* About this exercise *
Go line by line through the records below. Copy whichever lines contain the string "efefef".

* Input data *
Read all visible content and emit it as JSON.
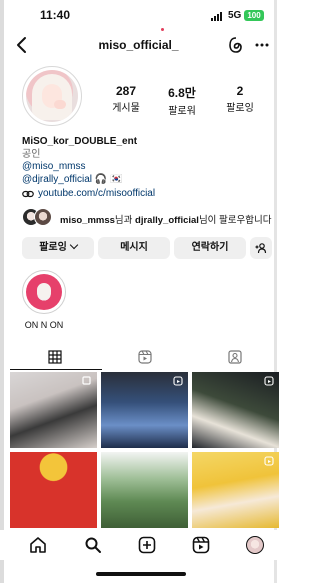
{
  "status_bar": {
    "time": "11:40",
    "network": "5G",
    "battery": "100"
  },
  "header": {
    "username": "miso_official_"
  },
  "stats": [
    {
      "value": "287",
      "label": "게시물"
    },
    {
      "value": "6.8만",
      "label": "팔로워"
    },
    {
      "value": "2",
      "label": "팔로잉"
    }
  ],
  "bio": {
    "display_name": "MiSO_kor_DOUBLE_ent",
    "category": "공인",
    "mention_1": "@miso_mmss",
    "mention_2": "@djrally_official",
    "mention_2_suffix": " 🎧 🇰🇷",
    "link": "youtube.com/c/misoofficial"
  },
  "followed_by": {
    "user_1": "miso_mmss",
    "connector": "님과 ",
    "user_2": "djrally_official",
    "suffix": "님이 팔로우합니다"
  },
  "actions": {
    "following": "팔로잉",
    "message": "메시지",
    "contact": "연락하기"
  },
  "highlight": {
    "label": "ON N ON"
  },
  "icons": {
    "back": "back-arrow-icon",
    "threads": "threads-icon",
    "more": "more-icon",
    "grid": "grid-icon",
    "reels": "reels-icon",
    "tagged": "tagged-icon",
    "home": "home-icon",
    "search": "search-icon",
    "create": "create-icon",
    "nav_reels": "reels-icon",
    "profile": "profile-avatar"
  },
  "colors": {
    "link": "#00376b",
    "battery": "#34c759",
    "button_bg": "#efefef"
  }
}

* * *

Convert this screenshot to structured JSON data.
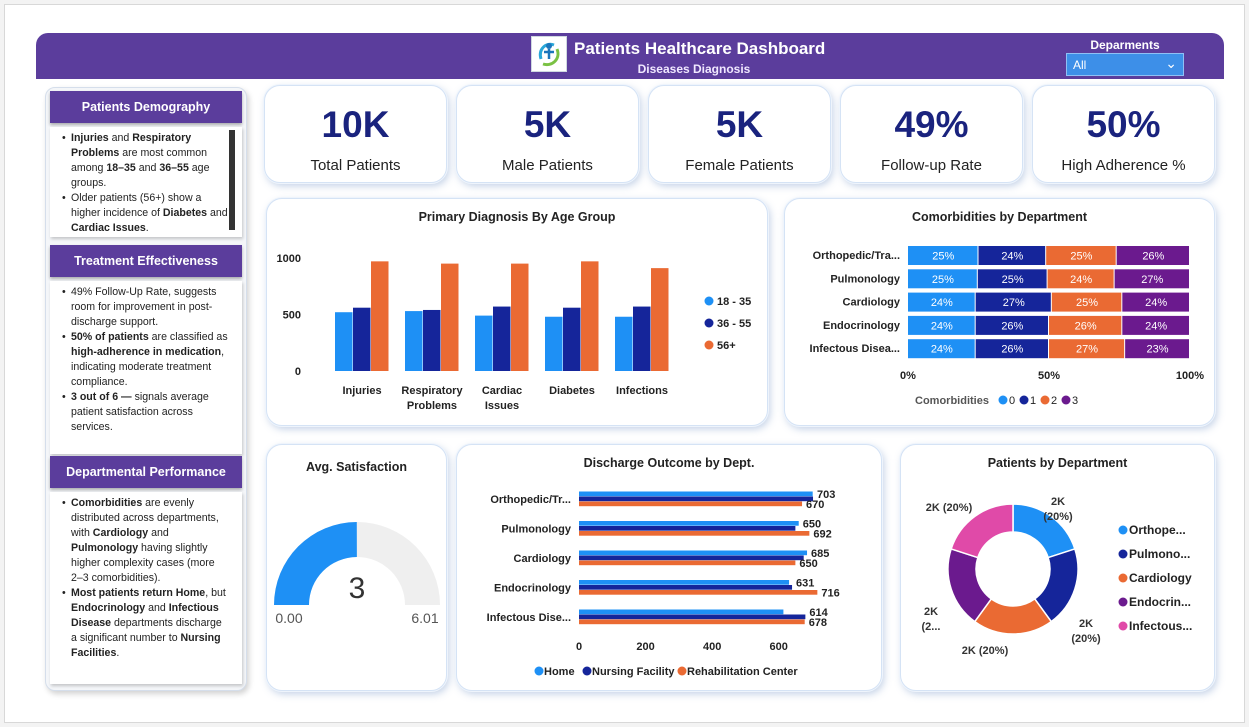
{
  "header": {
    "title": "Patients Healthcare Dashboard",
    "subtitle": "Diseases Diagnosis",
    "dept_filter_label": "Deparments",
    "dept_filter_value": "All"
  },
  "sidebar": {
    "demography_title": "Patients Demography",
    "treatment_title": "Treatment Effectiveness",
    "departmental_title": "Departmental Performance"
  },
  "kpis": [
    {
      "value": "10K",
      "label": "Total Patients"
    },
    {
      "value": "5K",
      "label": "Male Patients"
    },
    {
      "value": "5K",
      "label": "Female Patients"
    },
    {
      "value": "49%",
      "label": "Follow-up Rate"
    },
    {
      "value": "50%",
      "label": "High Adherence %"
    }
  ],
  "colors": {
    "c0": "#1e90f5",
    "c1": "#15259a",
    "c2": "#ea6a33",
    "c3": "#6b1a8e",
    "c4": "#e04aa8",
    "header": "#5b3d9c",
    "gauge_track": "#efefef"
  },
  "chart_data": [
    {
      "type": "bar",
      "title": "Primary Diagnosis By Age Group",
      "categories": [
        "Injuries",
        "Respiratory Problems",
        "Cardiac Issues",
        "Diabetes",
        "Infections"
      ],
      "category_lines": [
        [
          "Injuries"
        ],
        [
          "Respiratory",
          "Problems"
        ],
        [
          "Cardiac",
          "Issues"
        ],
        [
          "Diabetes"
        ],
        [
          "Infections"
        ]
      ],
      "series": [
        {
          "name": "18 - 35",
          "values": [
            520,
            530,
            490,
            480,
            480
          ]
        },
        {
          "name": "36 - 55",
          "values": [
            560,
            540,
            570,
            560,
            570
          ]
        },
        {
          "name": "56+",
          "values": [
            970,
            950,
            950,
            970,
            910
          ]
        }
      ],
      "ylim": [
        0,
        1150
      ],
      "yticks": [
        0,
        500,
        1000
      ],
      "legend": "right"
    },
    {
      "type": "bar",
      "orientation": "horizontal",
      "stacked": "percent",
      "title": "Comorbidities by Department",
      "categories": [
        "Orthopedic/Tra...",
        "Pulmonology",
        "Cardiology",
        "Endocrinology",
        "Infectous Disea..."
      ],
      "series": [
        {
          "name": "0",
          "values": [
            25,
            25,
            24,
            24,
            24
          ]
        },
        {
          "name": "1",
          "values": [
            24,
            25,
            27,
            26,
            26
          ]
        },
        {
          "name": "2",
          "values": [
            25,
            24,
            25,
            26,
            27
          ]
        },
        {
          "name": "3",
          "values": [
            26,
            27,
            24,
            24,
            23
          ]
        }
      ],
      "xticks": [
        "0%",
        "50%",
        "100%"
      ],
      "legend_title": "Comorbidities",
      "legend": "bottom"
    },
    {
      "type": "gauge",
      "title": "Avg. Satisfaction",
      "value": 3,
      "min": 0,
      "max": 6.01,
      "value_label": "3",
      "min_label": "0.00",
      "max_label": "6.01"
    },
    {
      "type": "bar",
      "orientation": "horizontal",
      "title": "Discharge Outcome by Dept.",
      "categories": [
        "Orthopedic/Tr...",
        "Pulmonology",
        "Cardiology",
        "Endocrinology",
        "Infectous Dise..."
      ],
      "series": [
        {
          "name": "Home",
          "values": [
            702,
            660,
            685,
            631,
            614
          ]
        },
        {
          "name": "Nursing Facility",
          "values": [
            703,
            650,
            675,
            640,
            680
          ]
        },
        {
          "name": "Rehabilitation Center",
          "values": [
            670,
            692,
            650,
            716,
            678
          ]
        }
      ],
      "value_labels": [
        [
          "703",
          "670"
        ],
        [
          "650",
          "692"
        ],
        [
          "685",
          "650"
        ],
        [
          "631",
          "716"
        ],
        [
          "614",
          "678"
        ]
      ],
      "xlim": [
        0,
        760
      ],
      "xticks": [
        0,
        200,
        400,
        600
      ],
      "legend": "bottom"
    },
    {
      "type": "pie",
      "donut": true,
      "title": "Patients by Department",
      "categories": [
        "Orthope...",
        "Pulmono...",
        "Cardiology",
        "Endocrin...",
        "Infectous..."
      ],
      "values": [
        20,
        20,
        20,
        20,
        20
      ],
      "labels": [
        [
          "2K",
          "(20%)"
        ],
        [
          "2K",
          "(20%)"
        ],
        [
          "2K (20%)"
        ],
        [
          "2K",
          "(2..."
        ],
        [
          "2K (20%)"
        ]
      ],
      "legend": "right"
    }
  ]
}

* Result *
    "button_bg": "#efefef"
    "gauge_track": "#efefef"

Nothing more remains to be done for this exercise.